Attractions in Zeeland

In Zeeland, you can enjoy everything the sea has to offer. Popular cities such as Domburg, Yerseke, and Renese can be found near popular beaches. Enjoy culinary highlights directly from the sea and visit one of the highlights of the Netherlands in the constant battle against the sea: Delta Works. They have been carried out since 1960 as a result of the flood disaster of 1953. The introduction of the delta means that Zeeland is less isolated and easier to reach. Delta Works is definitely worth a visit. They are located in a beautiful area surrounded by beautiful beaches, beautiful nature and many good restaurants.
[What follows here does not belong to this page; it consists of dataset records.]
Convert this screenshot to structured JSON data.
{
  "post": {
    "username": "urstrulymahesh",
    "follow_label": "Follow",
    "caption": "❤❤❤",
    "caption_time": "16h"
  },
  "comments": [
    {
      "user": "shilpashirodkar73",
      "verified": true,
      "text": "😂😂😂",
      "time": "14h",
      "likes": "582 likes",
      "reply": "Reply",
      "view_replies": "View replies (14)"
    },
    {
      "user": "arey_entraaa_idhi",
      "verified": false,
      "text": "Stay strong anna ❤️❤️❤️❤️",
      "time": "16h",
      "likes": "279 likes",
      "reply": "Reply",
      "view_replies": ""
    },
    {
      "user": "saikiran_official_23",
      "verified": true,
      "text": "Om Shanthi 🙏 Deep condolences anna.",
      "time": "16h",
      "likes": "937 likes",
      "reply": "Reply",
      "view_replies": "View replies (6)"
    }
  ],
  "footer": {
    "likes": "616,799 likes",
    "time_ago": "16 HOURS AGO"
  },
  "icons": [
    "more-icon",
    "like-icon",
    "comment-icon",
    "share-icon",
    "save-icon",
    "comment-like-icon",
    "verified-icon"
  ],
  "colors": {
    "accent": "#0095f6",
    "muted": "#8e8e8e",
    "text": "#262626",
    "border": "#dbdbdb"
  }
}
Want to learn more about the history of Zeeland? Visit the Zeeuws Museum in Middelburg and the Bevrijdingsmuseum Zeeland(Museum of Liberation) in Nieuwdorp. Here you can find everything about events such as the Great Flood of 1953 or the vital role that Zeeland played in the liberation of the nation during World War II. MuZEEum Vlissingen is the place where you can learn about the rich maritime past of the province.
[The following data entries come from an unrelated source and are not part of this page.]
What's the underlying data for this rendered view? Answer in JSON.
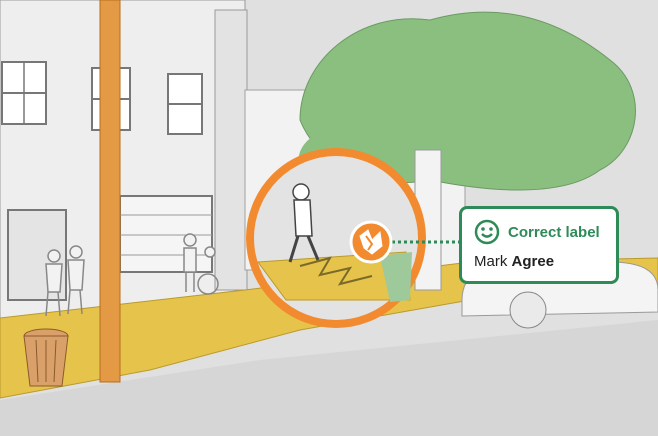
{
  "colors": {
    "accent": "#2e8b57",
    "ring": "#f28a30",
    "sidewalk": "#e8c64a",
    "tree": "#8bbf7f",
    "building": "#e7e7e7",
    "road": "#d9d9d9"
  },
  "icons": {
    "marker": "crack-hazard-icon",
    "feedback": "smile-icon"
  },
  "feedback": {
    "title": "Correct label",
    "prefix": "Mark",
    "value": "Agree"
  }
}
During the great flood of February 1, 1953, large areas in the southwestern part of the Netherlands were underwater. Nearly 100 dikes were breached, costing the lives of 1,836 people, 200,000 hectares of land were flooded, thousands of animals drowned and many houses and buildings were damaged or destroyed. That was then. Much has been done since then to ensure the safety of the Netherlands, but floods can still occur. The history of this event can now be seen in the Flood Museum: "The National Center for Knowledge and Memories of the Great Flood of 1953." The Flood Museum is housed in the huge caissons that were used to close the last hole in the Owerkerk dike after the catastrophic flood. The museum is located in the exclusive Kraken Gebied area, or Fenland, which was formed by the disaster. The best way to discover Zeeland is from your own holiday home or hotel. See the selection to book your ideal accommodation: directly from the beach, surrounded by nature, or with luxury facilities such as a wellness center and spa.

Climate in Zeeland
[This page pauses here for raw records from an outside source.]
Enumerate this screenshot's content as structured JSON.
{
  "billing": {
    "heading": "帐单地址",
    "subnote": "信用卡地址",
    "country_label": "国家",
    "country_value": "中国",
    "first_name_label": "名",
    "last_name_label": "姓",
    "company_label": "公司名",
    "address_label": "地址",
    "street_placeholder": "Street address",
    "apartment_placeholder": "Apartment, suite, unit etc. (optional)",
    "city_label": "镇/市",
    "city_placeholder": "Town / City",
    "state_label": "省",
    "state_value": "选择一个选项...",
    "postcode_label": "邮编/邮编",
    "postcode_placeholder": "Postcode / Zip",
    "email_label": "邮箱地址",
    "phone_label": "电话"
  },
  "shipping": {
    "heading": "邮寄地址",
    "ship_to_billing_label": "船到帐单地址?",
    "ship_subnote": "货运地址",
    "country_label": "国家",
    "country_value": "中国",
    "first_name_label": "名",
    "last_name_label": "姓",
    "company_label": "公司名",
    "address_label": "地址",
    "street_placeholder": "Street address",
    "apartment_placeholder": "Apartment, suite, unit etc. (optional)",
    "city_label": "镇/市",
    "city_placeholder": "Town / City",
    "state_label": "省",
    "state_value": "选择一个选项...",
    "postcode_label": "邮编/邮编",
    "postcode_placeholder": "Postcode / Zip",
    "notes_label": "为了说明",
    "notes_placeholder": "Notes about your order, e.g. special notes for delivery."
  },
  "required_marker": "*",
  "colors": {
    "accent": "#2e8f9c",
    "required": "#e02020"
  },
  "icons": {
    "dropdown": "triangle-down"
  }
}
The climate is temperate with cool summers, mild winters, and rainfall in all seasons. The climate is influenced by both the Atlantic Ocean and the North Sea. The temperate climate offers clear winter and summer seasons. The influence of the North Sea and the Atlantic Ocean leads to winters that are usually not too cold and summers that are not usually too hot. This also leads to a lot of showers and a lot of moisture in the air. Southern and western winds occur, and the sea reduces the climate with winds on land and the effect of the flood flow. The country's location is between a low-pressure region and its center in Iceland and a zone of high-pressure air masses centered in the Azores. The collision of air masses is usually due to the unsettled weather in the country.